Even when the wisdom teeth are nowhere near in sight, the pain remains. If pain fails to leave your side even after extraction, it could present other things this time. Dry socket is a painful effect when the clot that should cover the area has been dislodged. The clot will give time for the jaw and the tissues underneath to recover and heal. Dry socket becomes extremely painful when the protective layer has dislodged, exposing the recovering bone. It could also affect the nerve near the area, and the pain becomes more imminent in the wider portion of the face reaching the ear. Even the removal of regular molars leads to dry socket. To avoid this casualty from happening, it is best to follow your dentist’s instructions and avoid disturbing the area. Oral contraceptives and smoking may disrupt normal healing procedures and increase the risk of complications such as dry socket.

 

When To Seek Medical Attention

Excessive bleeding Feverish temperature. Consistent swelling Severe pain not relieved with pain medications Continuous numbness Pus or blood oozing from the area. Without proper intervention, you could be facing bigger problems. Complications such as dry socket could even make way for a systemic infection or sepsis.

 

Bottomline

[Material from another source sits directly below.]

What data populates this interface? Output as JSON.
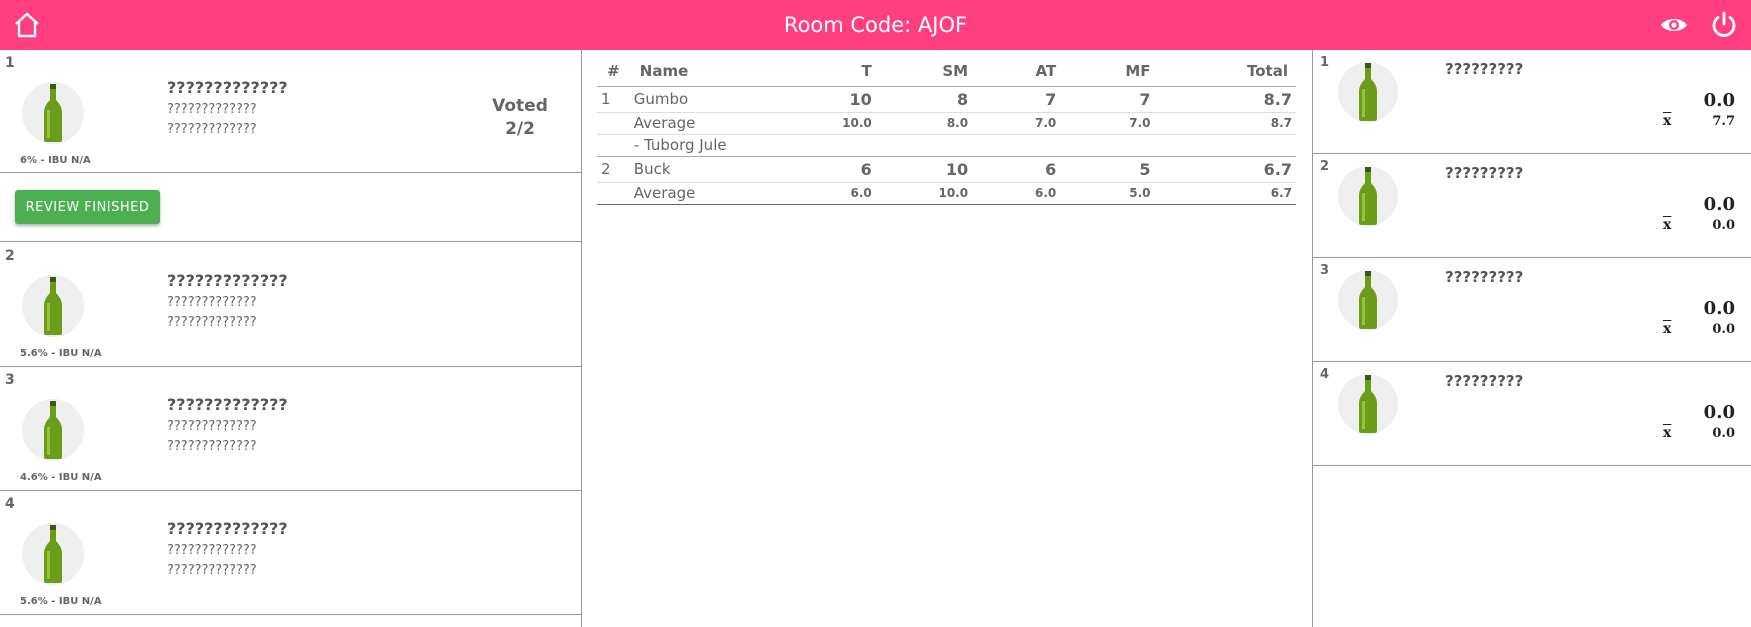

The idea of an impacted wisdom tooth could be a problem from the start. But proper intervention such as extraction could address this issue. With the possibility of dry socket and even sepsis, an impacted tooth could be a long, painful journey to any affected individual. The key here is to avoid further problems by knowing when to seek professional help. But you need to choose the clinic carefully to entrust your procedure. After all, with the dangers of the wisdom tooth removal process, you cannot risk another problem.